Jesus told this parable: “Again, the kingdom of heaven is like treasure hidden in a field, which a man found and hid; and for joy over it he goes and sells all that he has and buys that field.” (Matthew 13:44) His audience was made up of Jews, a people with a special relationship with their God. Their scriptures had taught them that THEY are God’s treasure. “For you are a holy people to the LORD your God, and the LORD has chosen you to be a people for Himself, a special treasure above all the peoples who are on the face of the earth.” (Deuteronomy 14:2) Thus, God saw the Jews, His special treasure, in the great field of the world. He wanted that treasure so badly that he bought the whole field with His blood – Hallelujah! Our chief goal, therefore, ought to be the same as God’s—to bring Israel back to Him. Paul tells us in Romans how to go about this. “I say then, have they stumbled that they should fall? Certainly not! But through their fall, to provoke them to jealousy, salvation has come to the Gentiles.” (Romans 11:11) Our love for the God of Abraham, Isaac, and Jacob, and His Messiah, draws Israel to Him!

Pearls of Great Price

Jesus continues with this parable: “Again, the kingdom of heaven is like a merchant seeking beautiful pearls, who, when he had found one pearl of great price, went and sold all that he had and bought it.” (Matthew 13:45-46) Pearls are not kosher. They are the product of the oyster, an unclean animal. Therefore, Jesus’ audience knew that He was not referring to them—He was talking about His love for the Gentiles.

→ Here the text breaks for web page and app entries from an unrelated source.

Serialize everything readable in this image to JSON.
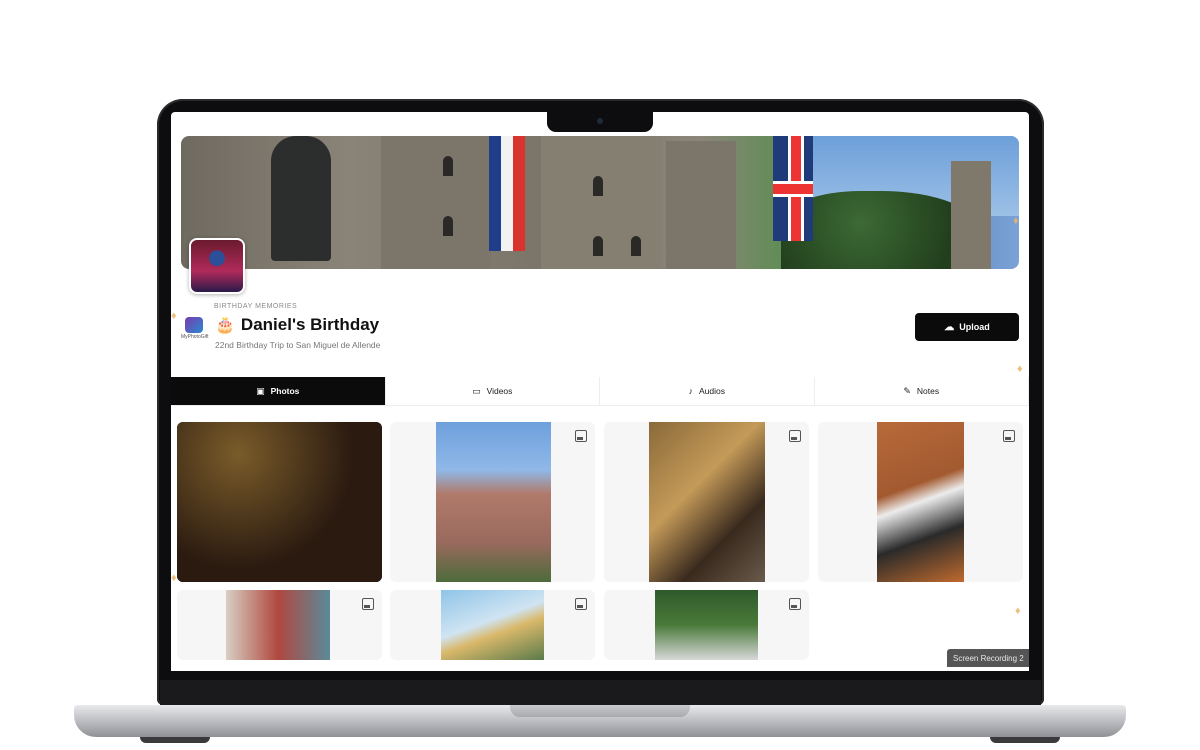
{
  "album": {
    "eyebrow": "BIRTHDAY MEMORIES",
    "title": "Daniel's Birthday",
    "title_emoji": "🎂",
    "subtitle": "22nd Birthday Trip to San Miguel de Allende"
  },
  "brand": {
    "logo_text": "MyPhotoGift"
  },
  "actions": {
    "upload_label": "Upload",
    "upload_icon": "cloud-upload-icon"
  },
  "tabs": [
    {
      "label": "Photos",
      "icon": "image-icon",
      "active": true
    },
    {
      "label": "Videos",
      "icon": "video-icon",
      "active": false
    },
    {
      "label": "Audios",
      "icon": "microphone-icon",
      "active": false
    },
    {
      "label": "Notes",
      "icon": "note-icon",
      "active": false
    }
  ],
  "overlay": {
    "recording_label": "Screen Recording 2"
  },
  "colors": {
    "accent": "#0b0b0b",
    "card_bg": "#f6f6f7"
  }
}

In the book of Revelation, God reveals the New Jerusalem to John: “And he carried me away in the Spirit to a great and high mountain, and showed me the great city, the holy Jerusalem, descending out of heaven from God, having the glory of God. Her light was like a most precious stone, like a jasper stone, clear as crystal. Also she had a great and high wall with twelve gates, and twelve angels at the gates, and names written on them, which are the names of the twelve tribes of the children of Israel. The twelve gates were twelve pearls: each individual gate was of one pearl. And the street of the city was pure gold, like transparent glass.” (Revelation 21:10-12, 21) Those gates made of pearl represent the Gentile believers! We are the gate through which Israel must pass in order to enter the presence of Almighty God! What a wonderful thing our Messiah has done!

The Obed Project

The Obed Project seeks to help Christians draw Israeli Jews back to their God through service. We, as Gentile believers, face many obstacles attempting to reflect Jesus while in Israel. The biggest problem is that, for the most part, Christians throughout the centuries have been exceedingly cruel in their interactions with the Jews. Modern-day Israelis are very familiar with the Crusades, the Inquisition, and certainly the Holocaust – all of which happened at the hands of people they would term Christians. What Jew would want to follow a Messiah who so clearly hates Jews? We must show Israel that the Jesus Who has been portrayed to them throughout history isn’t the true Jesus at all. The first step towards accomplishing this goal is to insure that Christians touring the Land of Israel have a basic understanding of the Jewish roots of Christianity.

The Obed Project is committed to revealing God’s heart, and unfolding plan, for Israel through daily teachings while on tour, coupled with evening meetings intended to solidify what has been learned during the day. We seek first to show believers the Land of Israel while giving them an accurate biblical perspective. Then we provide opportunities for believers to demonstrate their love for God’s people through service. “I have set watchmen on your walls, O Jerusalem; they shall never hold their peace day or night. You who make mention of the LORD, do not keep silent, and give Him no rest till He establishes and till He makes Jerusalem a praise in the earth.” (Isaiah 62:6-7)

Hello, Ruth . . . .